The ACLJ appealed that verdict on behalf of our client to overturn that injustice. (Later, the trial court required the Defendants to pay Planned Parenthood’s attorney’s fees and costs in excess of $13 million. That ruling is the subject of a separate appeal in this case.)

We recently filed our opening brief with the Ninth Circuit Court of Appeals in our first appeal. Our brief, along with the separate briefs of our co-Defendants, explains to the appellate court that the verdict against our clients should be reversed.

Many amicus curiae (friend-of-the-court) briefs have since been filed. These briefs reinforce the arguments advanced by the Defendants and underscore to the appellate court the importance of this case, in particular, the need to protect First Amendment rights and undercover investigations.

For example, a group of free speech scholars and animal-advocacy organizations, including PETA, filed an amicus brief supporting the First Amendment rights of undercover investigators. They argue that the Ninth Circuit “should affirm that undercover investigative reporting on matters of public concern pursued through investigative deception is constitutionally protected speech.” They further note that the “First Amendment bars publication and reputation damages for non-defamation claims. But this is the very type of harm for which the district court allowed plaintiffs to recover by permitting plaintiffs to pursue their costs for increased security measures.” They observe that the “First Amendment limits on recoverable damages for non-defamation civil claims arising out of investigative reporting must be respected or else excessive civil damages awards and injunctions for reputation- or publication-type harm will chill undercover newsgathering and the investigative reporting reliant upon it.”

Also, Attorneys General (AGs) of 20 States, including Arizona, Indiana, and Texas, argued that the trial court wrongly dismissed Defendants’ public policy defense in ruling in favor of Planned Parenthood. The AGs explain that the CMP “videos included surreptitiously recorded statements by various Planned Parenthood employees and associates, which inspired a wide range of government action by the executive and legislative branches at the federal, state, and local levels.” The AGs argue that the trial “court’s categorical rejection of a public policy defense to restrictions on such recording and distribution wrongfully discounted this public interest in the case entirely. That holding should be reversed, in order to vindicate law enforcement access to evidence of wrongdoing.”

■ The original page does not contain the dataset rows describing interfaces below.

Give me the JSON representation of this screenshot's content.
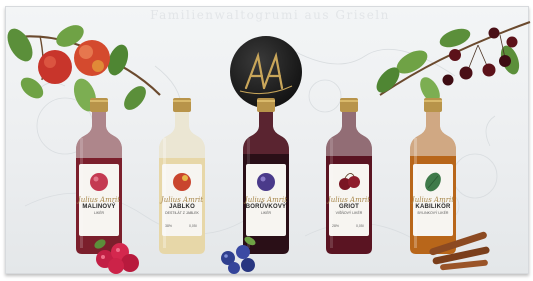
{
  "box": {
    "top_text": "Familienwaltogrumi aus Griseln",
    "logo_text": "AA"
  },
  "bottles": [
    {
      "name": "MALINOVÝ",
      "sub": "LIKÉR",
      "pct": "",
      "volume": "",
      "liquid": "#7b1f2c",
      "fruit": "raspberry-icon"
    },
    {
      "name": "JABLKO",
      "sub": "DESTILÁT Z JABLEK",
      "pct": "38%",
      "volume": "0,05l",
      "liquid": "#e7d7a8",
      "fruit": "apple-icon"
    },
    {
      "name": "BORŮVKOVÝ",
      "sub": "LIKÉR",
      "pct": "",
      "volume": "",
      "liquid": "#2a0f17",
      "fruit": "blueberry-icon"
    },
    {
      "name": "GRIOT",
      "sub": "VIŠŇOVÝ LIKÉR",
      "pct": "28%",
      "volume": "0,05l",
      "liquid": "#5a1422",
      "fruit": "cherry-icon"
    },
    {
      "name": "KABILIKÖR",
      "sub": "BYLINKOVÝ LIKÉR",
      "pct": "",
      "volume": "",
      "liquid": "#b8661a",
      "fruit": "herb-leaf-icon"
    }
  ],
  "signature": "Julius Amrit",
  "colors": {
    "box": "#eef0f2",
    "cap_gold": "#b8944a",
    "logo_circle": "#161616"
  }
}
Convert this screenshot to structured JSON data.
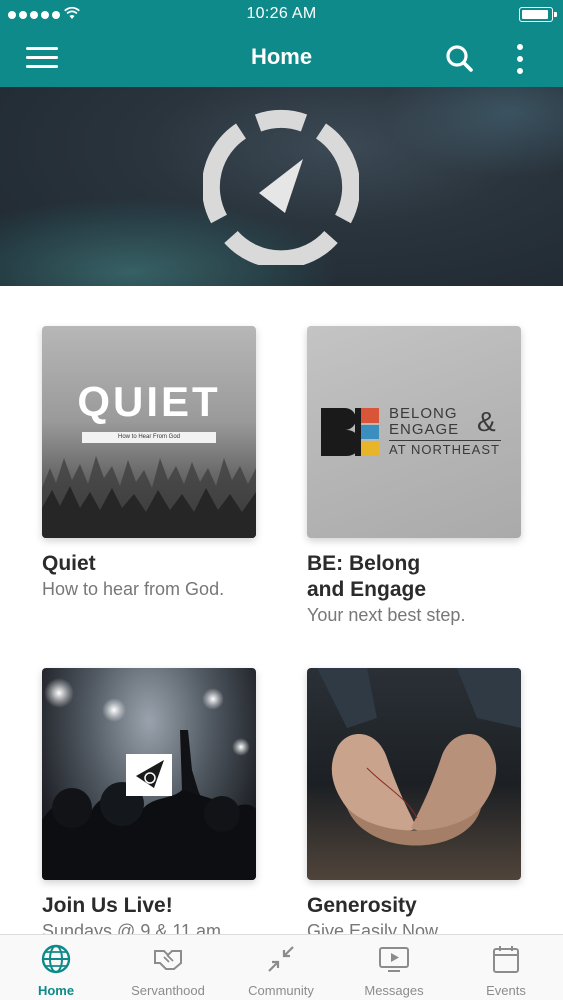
{
  "status_bar": {
    "time": "10:26 AM",
    "battery_level": 0.95
  },
  "nav": {
    "title": "Home"
  },
  "hero": {
    "logo": "compass-logo"
  },
  "cards": [
    {
      "title": "Quiet",
      "subtitle": "How to hear from God.",
      "image_text": "QUIET",
      "image_caption": "How to Hear From God"
    },
    {
      "title": "BE: Belong and Engage",
      "subtitle": "Your next best step.",
      "image_text": [
        "BELONG",
        "ENGAGE",
        "AT NORTHEAST"
      ],
      "image_mark": "BE",
      "image_amp": "&"
    },
    {
      "title": "Join Us Live!",
      "subtitle": "Sundays @ 9 & 11 am"
    },
    {
      "title": "Generosity",
      "subtitle": "Give Easily Now"
    }
  ],
  "tabs": [
    {
      "label": "Home",
      "icon": "globe-icon",
      "active": true
    },
    {
      "label": "Servanthood",
      "icon": "handshake-icon",
      "active": false
    },
    {
      "label": "Community",
      "icon": "arrows-in-icon",
      "active": false
    },
    {
      "label": "Messages",
      "icon": "play-screen-icon",
      "active": false
    },
    {
      "label": "Events",
      "icon": "calendar-icon",
      "active": false
    }
  ],
  "colors": {
    "brand": "#0f8a8a",
    "tab_inactive": "#8c8c8c"
  }
}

This case is far from over, as new judges will consider our arguments at the appellate court level. We will continue to pursue justice on behalf of our client, including eventually filing with the United States Supreme Court if need be. We ask for your continued support as we move forward in this important case.

LifeNews Note: Edward White writes for the ACLJ.